Maria Helena Nazaré, former rector of the University of Aveiro and the first female rector in Portugal, was elected by a narrow margin at the EUA 2011 conference in Denmark this month. She beat Lauritz Holm-Nielsen, rector of Aarhus University, to the post. She will guide the direction of the EUA, now a decade old, for the next three years.
Speaking after her election, Nazaré told Times Higher Education that she took the responsibility of being the first woman to head the association very seriously, as Europe has few female university leaders despite a roughly equal number of male and female graduates.
"When people [ask] how do you feel being the first female, my standard answer is, 'I don’t know because I’ve never been a man,' " she said. "But people have trusted me [with the role] and I intend to use this to improve the gender situation in the European higher education sector.
"We are wasting talent – if we have 50/50 [split] at the entrance level for university, how come the leadership is so much less?"
She described the problem as "very complex."
"It's cultural, it's societal, it's economic – we need to have policies from the government, and we need to have university policies to foster the possibility for women to have children and at the same time to achieve excellence."
On her wider impressions about the changes needed in European higher education, Nazaré said that she did not want to start a "revolution," but instead ensure that European universities work better to share knowledge and services.
"It's not a matter of competition, it's a matter of choosing our targets and it's a matter of cooperation.

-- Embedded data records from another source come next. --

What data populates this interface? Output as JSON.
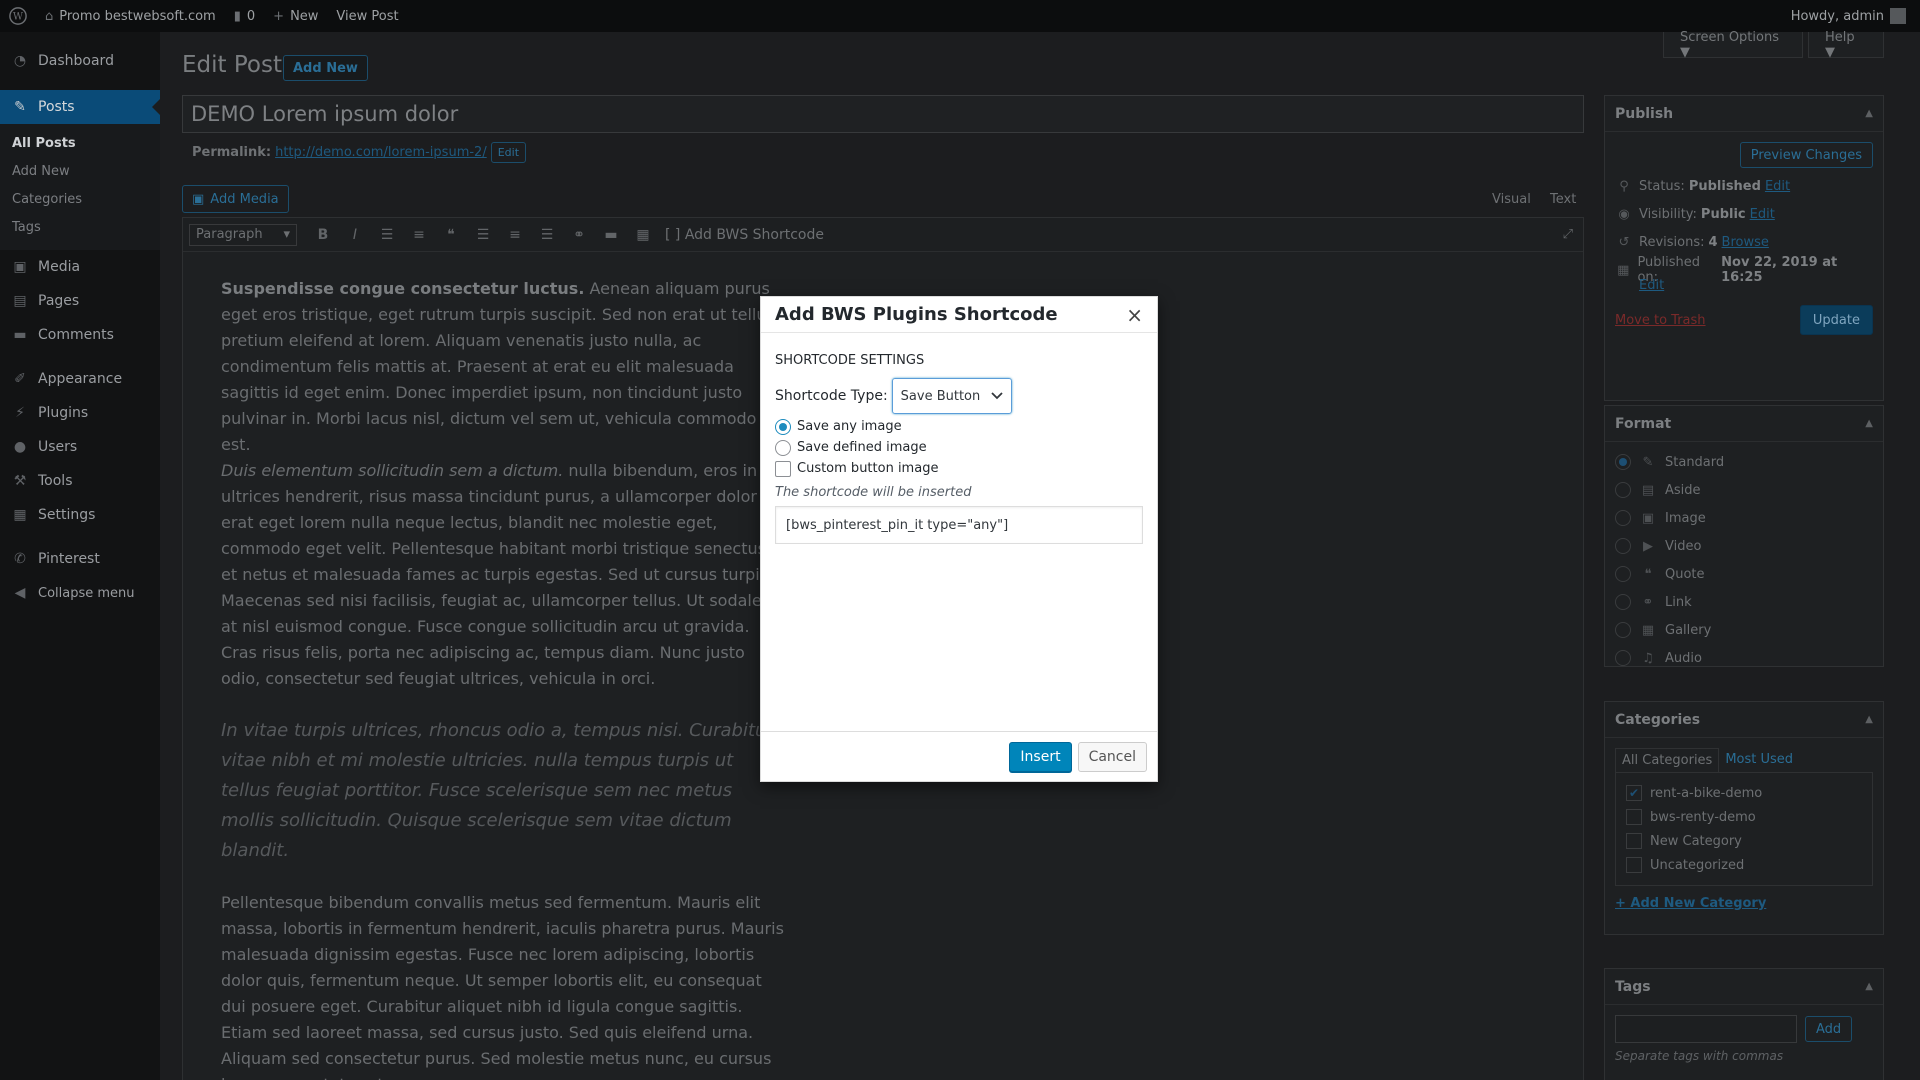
{
  "adminbar": {
    "site_name": "Promo bestwebsoft.com",
    "comments_count": "0",
    "new_label": "New",
    "view_post": "View Post",
    "howdy": "Howdy, admin"
  },
  "menu": {
    "dashboard": "Dashboard",
    "posts": "Posts",
    "posts_sub": [
      "All Posts",
      "Add New",
      "Categories",
      "Tags"
    ],
    "media": "Media",
    "pages": "Pages",
    "comments": "Comments",
    "appearance": "Appearance",
    "plugins": "Plugins",
    "users": "Users",
    "tools": "Tools",
    "settings": "Settings",
    "pinterest": "Pinterest",
    "collapse": "Collapse menu"
  },
  "screen_meta": {
    "screen_options": "Screen Options ▼",
    "help": "Help ▼"
  },
  "page": {
    "title": "Edit Post",
    "add_new": "Add New",
    "post_title": "DEMO Lorem ipsum dolor",
    "permalink_label": "Permalink:",
    "permalink_url": "http://demo.com/lorem-ipsum-2/",
    "permalink_edit": "Edit",
    "add_media": "Add Media",
    "tab_visual": "Visual",
    "tab_text": "Text",
    "format_select": "Paragraph",
    "bws_shortcode": "Add BWS Shortcode"
  },
  "content": {
    "p1_strong": "Suspendisse congue consectetur luctus.",
    "p1_rest": " Aenean aliquam purus eget eros tristique, eget rutrum turpis suscipit. Sed non erat ut tellus pretium eleifend at lorem. Aliquam venenatis justo nulla, ac condimentum felis mattis at. Praesent at erat eu elit malesuada sagittis id eget enim. Donec imperdiet ipsum, non tincidunt justo pulvinar in. Morbi lacus nisl, dictum vel sem ut, vehicula commodo est.",
    "p2_em": "Duis elementum sollicitudin sem a dictum.",
    "p2_rest": " nulla bibendum, eros in ultrices hendrerit, risus massa tincidunt purus, a ullamcorper dolor erat eget lorem nulla neque lectus, blandit nec molestie eget, commodo eget velit. Pellentesque habitant morbi tristique senectus et netus et malesuada fames ac turpis egestas. Sed ut cursus turpis. Maecenas sed nisi facilisis, feugiat ac, ullamcorper tellus. Ut sodales at nisl euismod congue. Fusce congue sollicitudin arcu ut gravida. Cras risus felis, porta nec adipiscing ac, tempus diam. Nunc justo odio, consectetur sed feugiat ultrices, vehicula in orci.",
    "quote": "In vitae turpis ultrices, rhoncus odio a, tempus nisi. Curabitur vitae nibh et mi molestie ultricies. nulla tempus turpis ut tellus feugiat porttitor. Fusce scelerisque sem nec metus mollis sollicitudin. Quisque scelerisque sem vitae dictum blandit.",
    "p3": "Pellentesque bibendum convallis metus sed fermentum. Mauris elit massa, lobortis in fermentum hendrerit, iaculis pharetra purus. Mauris malesuada dignissim egestas. Fusce nec lorem adipiscing, lobortis dolor quis, fermentum neque. Ut semper lobortis elit, eu consequat dui posuere eget. Curabitur aliquet nibh id ligula congue sagittis. Etiam sed laoreet massa, sed cursus justo. Sed quis eleifend urna. Aliquam sed consectetur purus. Sed molestie metus nunc, eu cursus lacus consectetur et."
  },
  "publish": {
    "heading": "Publish",
    "preview": "Preview Changes",
    "status_label": "Status:",
    "status_value": "Published",
    "visibility_label": "Visibility:",
    "visibility_value": "Public",
    "revisions_label": "Revisions:",
    "revisions_value": "4",
    "browse": "Browse",
    "published_label": "Published on:",
    "published_value": "Nov 22, 2019 at 16:25",
    "edit": "Edit",
    "trash": "Move to Trash",
    "update": "Update"
  },
  "format": {
    "heading": "Format",
    "options": [
      "Standard",
      "Aside",
      "Image",
      "Video",
      "Quote",
      "Link",
      "Gallery",
      "Audio"
    ]
  },
  "categories": {
    "heading": "Categories",
    "tab_all": "All Categories",
    "tab_most": "Most Used",
    "items": [
      "rent-a-bike-demo",
      "bws-renty-demo",
      "New Category",
      "Uncategorized"
    ],
    "add_new": "+ Add New Category"
  },
  "tags": {
    "heading": "Tags",
    "add": "Add",
    "hint": "Separate tags with commas"
  },
  "dialog": {
    "title": "Add BWS Plugins Shortcode",
    "close": "×",
    "section": "SHORTCODE SETTINGS",
    "type_label": "Shortcode Type:",
    "type_value": "Save Button",
    "opt_any": "Save any image",
    "opt_defined": "Save defined image",
    "opt_custom": "Custom button image",
    "note": "The shortcode will be inserted",
    "code": "[bws_pinterest_pin_it type=\"any\"]",
    "insert": "Insert",
    "cancel": "Cancel"
  }
}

We cannot all of us be good at everything. That’s something I’ve learned from my own university – we have to specialize and we have to cooperate," she said.
"We have to share knowledge. Knowledge is a beautiful thing – you can’t consume it, it does not grow less because you use it. On the contrary, you can increase it by sharing it."
Nazaré, a physicist by training, said she had rather an idealistic view of the role of the university – something that was important to articulate at a time when many governments are taking an increasingly utilitarian approach to higher education. "I see universities as responsible for educating citizens. It sounds very romantic, but somebody has got to say it," she said. "We have to improve living conditions and we have to transform our knowledge into money, that’s all important, but we also have this responsibility to educate citizens and uphold the values of participation in society."
Benchmarks of Success
Professor Nazaré said there was room for improvement at the EUA, although she emphasized its success in developing from an "almost nonexistent" entity to the lobby group for more than 800 European institutions in just a decade. She would set herself benchmarks of success, she said, although she declined to reveal what the targets were.
Ensuring that universities become better employers was one area she identified as needing improvement if women were to be assisted in pursuing academic careers.
"In Europe we have a problem with demographics. We have to help young people to stabilize their family lives sooner than they are doing now. That is a problem for all of us in universities.”
Professor Nazaré also said EUA members needed to work together to convince national governments that investment in higher education was necessary during the recession. Unlike most EU countries – and despite an economic crisis – Portugal has continued to invest in universities to promote recovery, she said.
“The way to minimize the impact [of the recession] is to help universities to focus more, to have initiatives that promote synergy and the sharing of resources. It’s a difficult time and we have to do better, but not with less. I don’t think we can afford to have less but we certainly can improve – we can do better with the same.”